It’s been a busy but fun summer for me! I know I’ve been gone for a bit but it’s because I have been working on launching a new business, which I hope to debut very soon on here! I’ve also started writing again for Catavino and you can check out my latest posts there on the link, but I still plan to continue posting on my own blog, which will soon be on a new interface Until then, I wanted to share some of the things I’ve experienced during the summer, so enjoy!
|Three adorable little children from a neighboring village all dressed up and ready to do their march!|
Back in June, I spent another weekend in the country with my friend Rita and her family at their home in the little aldeia of Avecasta, in the Ribatejo. That weekend happened to be their village’s festival for São João or Saint John, who is celebrated among numerous little villages in Northern Portugal as well as the very large party for him in June in the city of Porto. These festas populares or popular parties, are held in basically every locale throughout the summer months. They typically consist of 2-3 days of celebration with food and drinks and dancing to silly pimba music (the Portuguese version of polka) that include a religious procession with the hailed saint and the Nossa Senhora (Virgin Mary) and marchas populares (popular marches), where the villagers or neighborhood residents dress up in colorful costumes and parade down the main avenue to do a little sing and dance to a popular Portuguese march played by a small band for the audience. Lisbon has their popular parties in June as well but for Santo Antonio (Saint Anthony), which you can read my Catavino post I did on it awhile back.
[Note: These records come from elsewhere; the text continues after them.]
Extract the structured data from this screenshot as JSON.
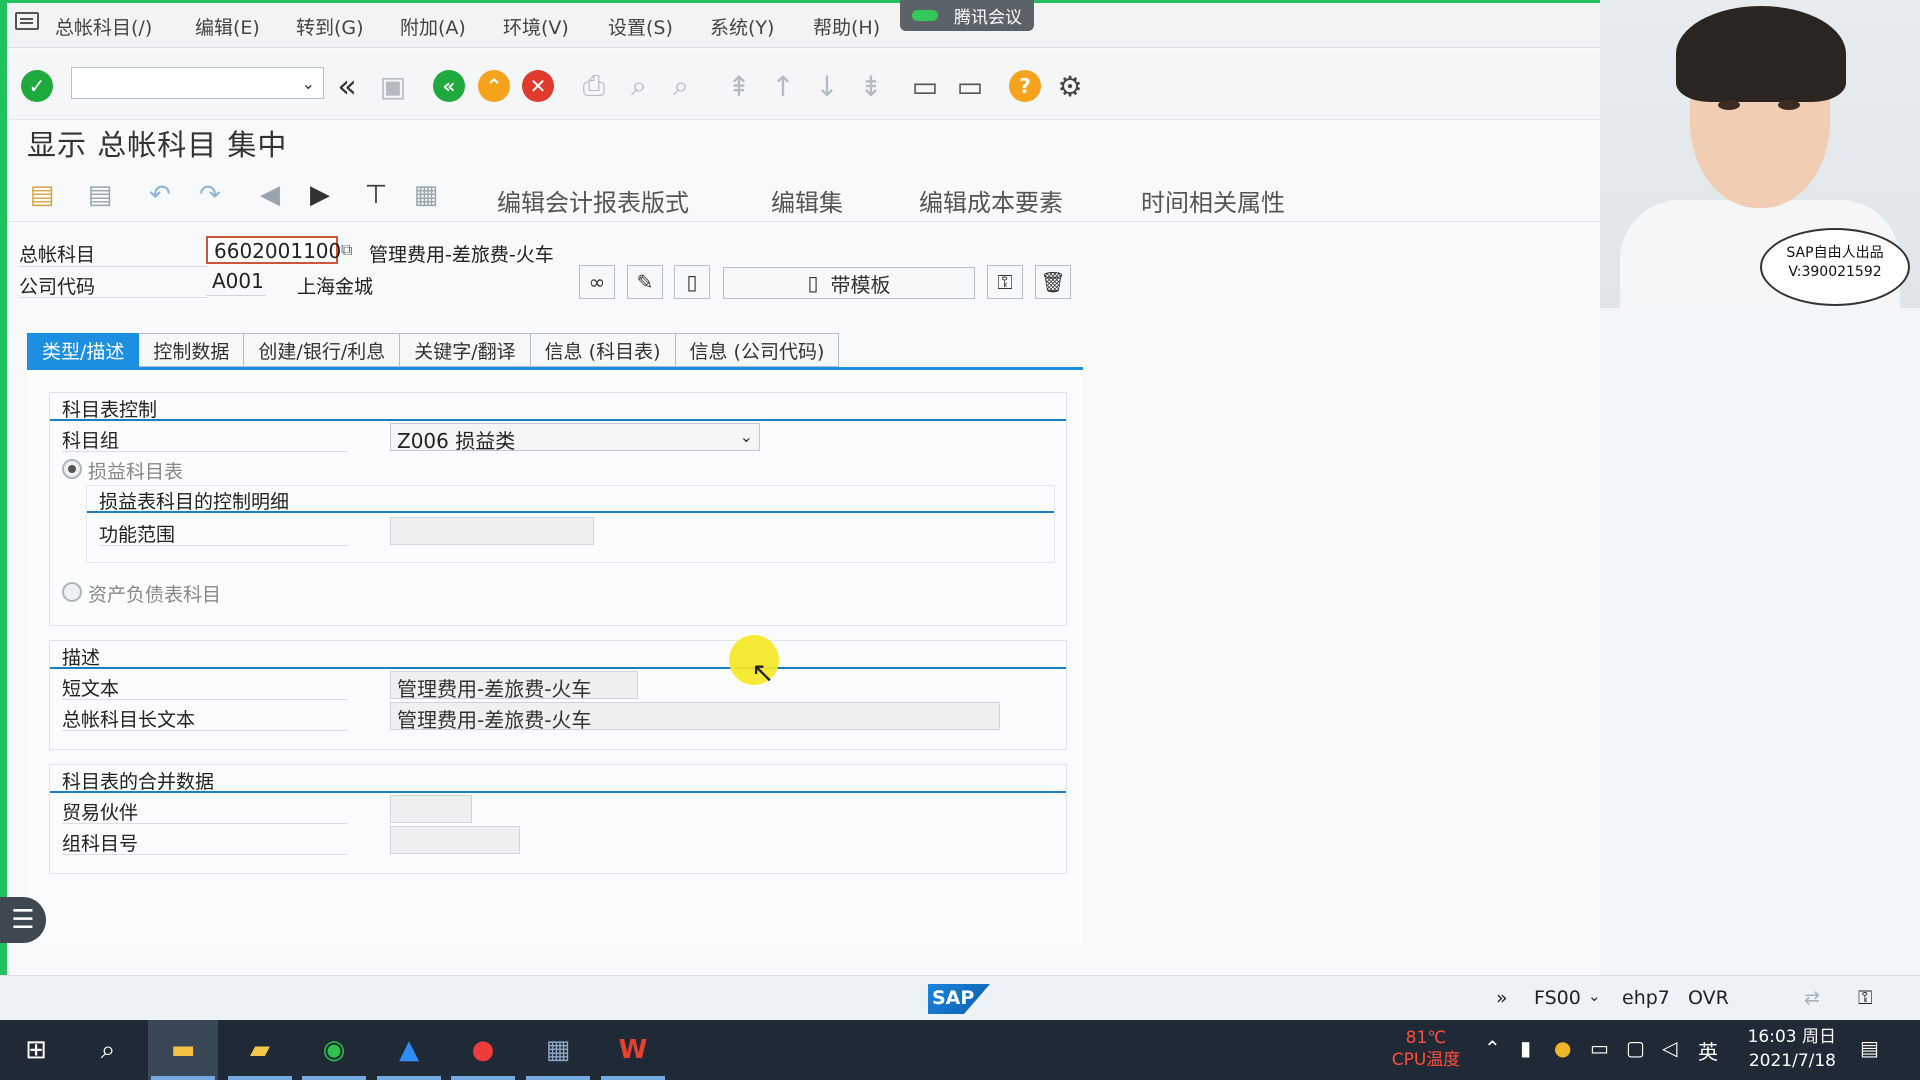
{
  "menu": {
    "items": [
      "总帐科目(/)",
      "编辑(E)",
      "转到(G)",
      "附加(A)",
      "环境(V)",
      "设置(S)",
      "系统(Y)",
      "帮助(H)"
    ],
    "meeting_badge": "腾讯会议"
  },
  "toolbar": {
    "command_field": ""
  },
  "page_title": "显示 总帐科目 集中",
  "app_toolbar": {
    "buttons": [
      "编辑会计报表版式",
      "编辑集",
      "编辑成本要素",
      "时间相关属性"
    ]
  },
  "header": {
    "gl_account_label": "总帐科目",
    "gl_account_value": "6602001100",
    "gl_account_desc": "管理费用-差旅费-火车",
    "company_code_label": "公司代码",
    "company_code_value": "A001",
    "company_name": "上海金城",
    "template_button_label": "带模板"
  },
  "tabs": [
    "类型/描述",
    "控制数据",
    "创建/银行/利息",
    "关键字/翻译",
    "信息 (科目表)",
    "信息 (公司代码)"
  ],
  "chart_control": {
    "title": "科目表控制",
    "account_group_label": "科目组",
    "account_group_value": "Z006 损益类",
    "pl_radio_label": "损益科目表",
    "pl_detail_title": "损益表科目的控制明细",
    "functional_area_label": "功能范围",
    "functional_area_value": "",
    "bs_radio_label": "资产负债表科目"
  },
  "description": {
    "title": "描述",
    "short_text_label": "短文本",
    "short_text_value": "管理费用-差旅费-火车",
    "long_text_label": "总帐科目长文本",
    "long_text_value": "管理费用-差旅费-火车"
  },
  "consolidation": {
    "title": "科目表的合并数据",
    "trading_partner_label": "贸易伙伴",
    "trading_partner_value": "",
    "group_account_label": "组科目号",
    "group_account_value": ""
  },
  "status_bar": {
    "transaction": "FS00",
    "system": "ehp7",
    "mode": "OVR",
    "logo": "SAP"
  },
  "webcam": {
    "bubble_line1": "SAP自由人出品",
    "bubble_line2": "V:390021592"
  },
  "taskbar": {
    "cpu_temp": "81℃",
    "cpu_label": "CPU温度",
    "ime": "英",
    "time": "16:03 周日",
    "date": "2021/7/18"
  }
}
Since Lisbon’s parties are some of the biggest and craziest in the country, they therefore tend to be too chaotic for my enjoyment, but in the little village of Avecasta, they are much more traditional and friendly and I really had a wonderful time! It’s amazing to see all the hard work this tiny village puts in to making their festas populares great, they make their own costumes and props for the marches and put in a lot of practice for the dances, they do all the decorations, some of them handmade, they make all of the food for the parties and work the drinks and food stands all weekend and the neighboring villages come from all around to enjoy the parties and participate in the marches. And for Rita and her family, they contribute quite a bit to all of these things! I even got a chance to help them on Saturday morning rolling out and baking the traditional ferraduras used for saints’ days, which is a very firm but tasty, horseshoe-shaped bread flavored with erva doce (anise) and canela (cinnamon) and is used in both decoration and on sale for people to buy at the festival. It was a lot of work but fun to do and we baked them in the family’s outdoor brick oven mmm
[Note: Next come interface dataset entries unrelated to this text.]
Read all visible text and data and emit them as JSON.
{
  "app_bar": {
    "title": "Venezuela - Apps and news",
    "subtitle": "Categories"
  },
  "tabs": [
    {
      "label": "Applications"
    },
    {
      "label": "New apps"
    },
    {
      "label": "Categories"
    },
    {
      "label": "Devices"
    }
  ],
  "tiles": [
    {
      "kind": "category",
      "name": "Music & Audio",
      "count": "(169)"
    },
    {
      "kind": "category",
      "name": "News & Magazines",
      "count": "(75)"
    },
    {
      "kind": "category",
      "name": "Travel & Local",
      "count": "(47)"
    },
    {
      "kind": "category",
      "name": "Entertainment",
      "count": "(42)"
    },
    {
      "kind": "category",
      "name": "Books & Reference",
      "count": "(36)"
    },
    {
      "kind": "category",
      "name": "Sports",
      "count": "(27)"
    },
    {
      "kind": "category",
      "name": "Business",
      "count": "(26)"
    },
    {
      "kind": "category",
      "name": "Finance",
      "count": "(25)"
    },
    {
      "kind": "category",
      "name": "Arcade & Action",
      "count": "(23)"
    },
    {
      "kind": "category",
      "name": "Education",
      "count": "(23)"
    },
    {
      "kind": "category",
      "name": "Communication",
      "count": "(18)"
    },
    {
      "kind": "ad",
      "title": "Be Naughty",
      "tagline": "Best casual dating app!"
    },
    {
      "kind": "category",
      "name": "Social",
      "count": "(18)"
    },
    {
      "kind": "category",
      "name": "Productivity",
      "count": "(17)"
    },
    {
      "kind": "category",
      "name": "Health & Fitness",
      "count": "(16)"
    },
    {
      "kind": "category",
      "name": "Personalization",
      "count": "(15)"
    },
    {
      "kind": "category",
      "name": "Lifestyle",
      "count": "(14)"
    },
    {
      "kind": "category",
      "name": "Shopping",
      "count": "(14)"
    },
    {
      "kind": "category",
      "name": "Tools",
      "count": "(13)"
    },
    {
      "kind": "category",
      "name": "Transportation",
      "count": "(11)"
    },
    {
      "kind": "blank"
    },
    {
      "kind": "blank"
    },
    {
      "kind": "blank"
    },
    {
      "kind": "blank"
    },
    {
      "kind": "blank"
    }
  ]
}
Below is a medley of photos I took throughout the weekend there, showing us making the bread, preparing and conducting the religious procession through the village, the colorful marchas populares and of course some shots of the nighttime dances and festivities. I highly recommend anyone visiting Portugal in the summer then to visit one of these aldeias or towns during their festas populares, it’s a Portuguese party you don’t want to miss!
Interested in making ferraduras? Check out this recipe on “Pot On The Stove”s Blog.
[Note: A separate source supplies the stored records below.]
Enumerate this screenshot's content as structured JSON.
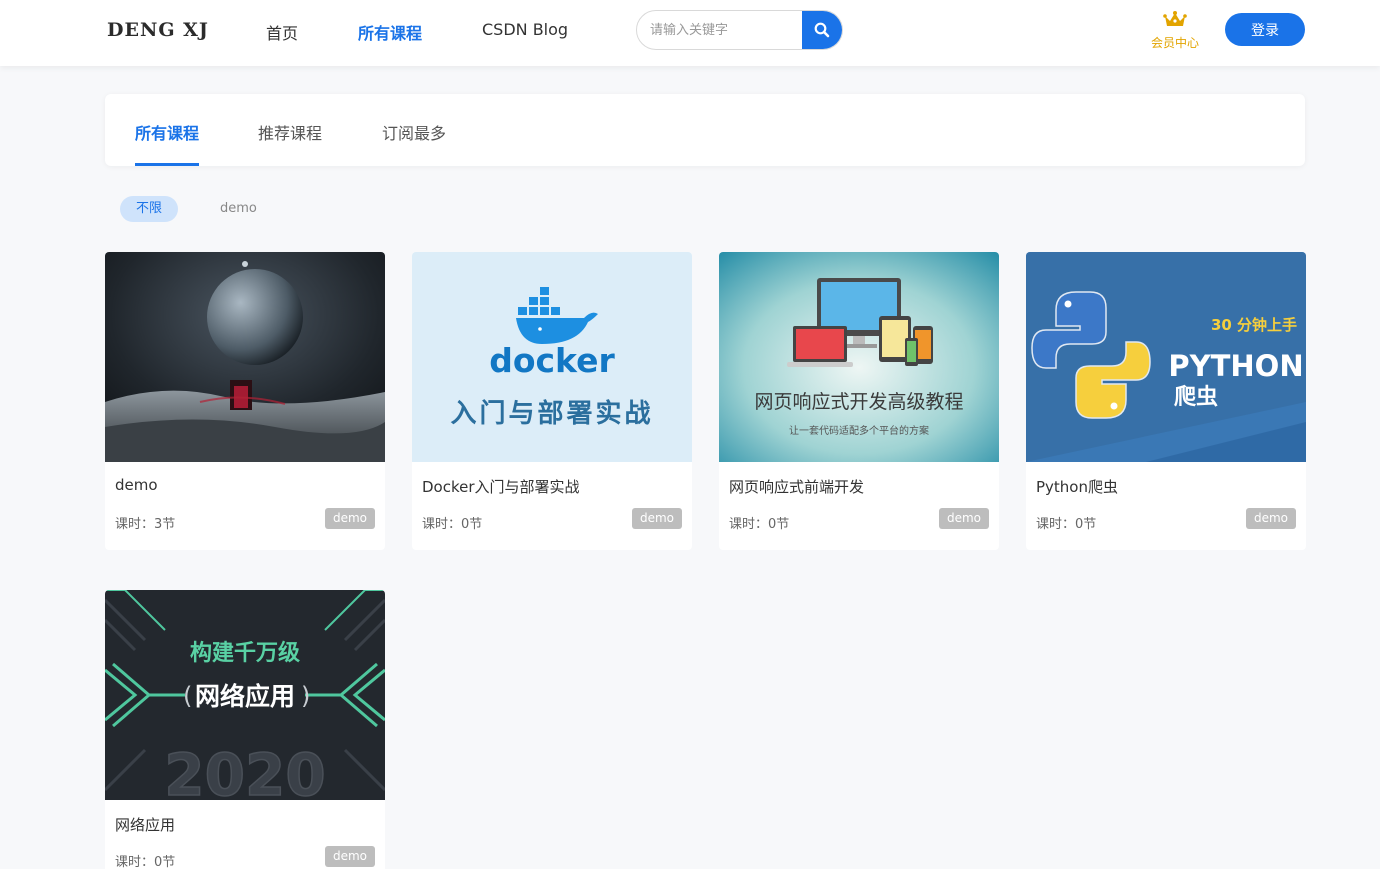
{
  "header": {
    "logo": "DENG XJ",
    "nav": [
      {
        "label": "首页"
      },
      {
        "label": "所有课程"
      },
      {
        "label": "CSDN Blog"
      }
    ],
    "search_placeholder": "请输入关键字",
    "vip_label": "会员中心",
    "login_label": "登录"
  },
  "tabs": [
    {
      "label": "所有课程"
    },
    {
      "label": "推荐课程"
    },
    {
      "label": "订阅最多"
    }
  ],
  "filters": [
    {
      "label": "不限"
    },
    {
      "label": "demo"
    }
  ],
  "courses": [
    {
      "title": "demo",
      "lessons": "课时：3节",
      "tag": "demo"
    },
    {
      "title": "Docker入门与部署实战",
      "lessons": "课时：0节",
      "tag": "demo",
      "cover": {
        "brand": "docker",
        "subtitle": "入门与部署实战"
      }
    },
    {
      "title": "网页响应式前端开发",
      "lessons": "课时：0节",
      "tag": "demo",
      "cover": {
        "heading": "网页响应式开发高级教程",
        "sub": "让一套代码适配多个平台的方案"
      }
    },
    {
      "title": "Python爬虫",
      "lessons": "课时：0节",
      "tag": "demo",
      "cover": {
        "badge": "30 分钟上手",
        "heading": "PYTHON",
        "sub": "爬虫"
      }
    },
    {
      "title": "网络应用",
      "lessons": "课时：0节",
      "tag": "demo",
      "cover": {
        "line1": "构建千万级",
        "line2": "网络应用",
        "year": "2020"
      }
    }
  ],
  "colors": {
    "accent": "#1a73e8",
    "vip": "#e2a400",
    "tag": "#bdbdbd"
  }
}
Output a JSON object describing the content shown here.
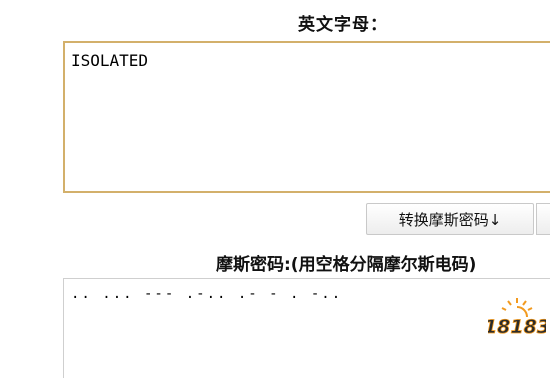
{
  "input_section": {
    "label": "英文字母：",
    "value": "ISOLATED"
  },
  "convert_button": {
    "label": "转换摩斯密码↓"
  },
  "output_section": {
    "label": "摩斯密码:(用空格分隔摩尔斯电码)",
    "value": ".. ... --- .-.. .- - . -.."
  },
  "watermark": {
    "text": "18183"
  },
  "colors": {
    "input_border": "#d3b06b",
    "watermark_orange": "#f29a1f",
    "watermark_dark": "#2b2b2b"
  }
}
|Getting started on rolling out the bread, that’s a very big container of dough!|
|Here I am hard at work on the bread! You grab a hunk of dough and a dab of homemade extra virgin olive oil to knead in and then roll out|
|Brushing the dough with egg wash|
|Ferraduras ready to be baked!|
|Just imagine the wonderful aroma of anis and cinnamon that was coming from that oven The olive branch in front is supposed to help prevent them from burning.|
|Taking a quick break from bread baking to show off the large bucket of fresh alperces (apricots) that Rita’s uncle brought over from their tree, yum!|
The women decorating the Nossa Senhora The statue of São João all decorated by the men of the village
|The village’s little chapel all lit up for the festival|
|Everyone having fun at the party!|
|Lots of singing and dancing, I was spun around so much I almost fell! :p|
|More of the decorated ferraduras and flowers|
|The ferraduras all decorated with handmade flowers to be carried during the religious procession|
|Getting ready for the procession|
|Even the old abandoned stone houses were decorated for the occasion!|
|The march from a neighboring village ready to go!|
|And another village march|
|One of the props for Avecasta’s march, a replica of one of the traditional houses|
|Rita, her mother and the villagers of Avecasta performing their march!|
|Avecasta was the best of the marches! And what a fun party they throw! Enjoy the rest of your summer!|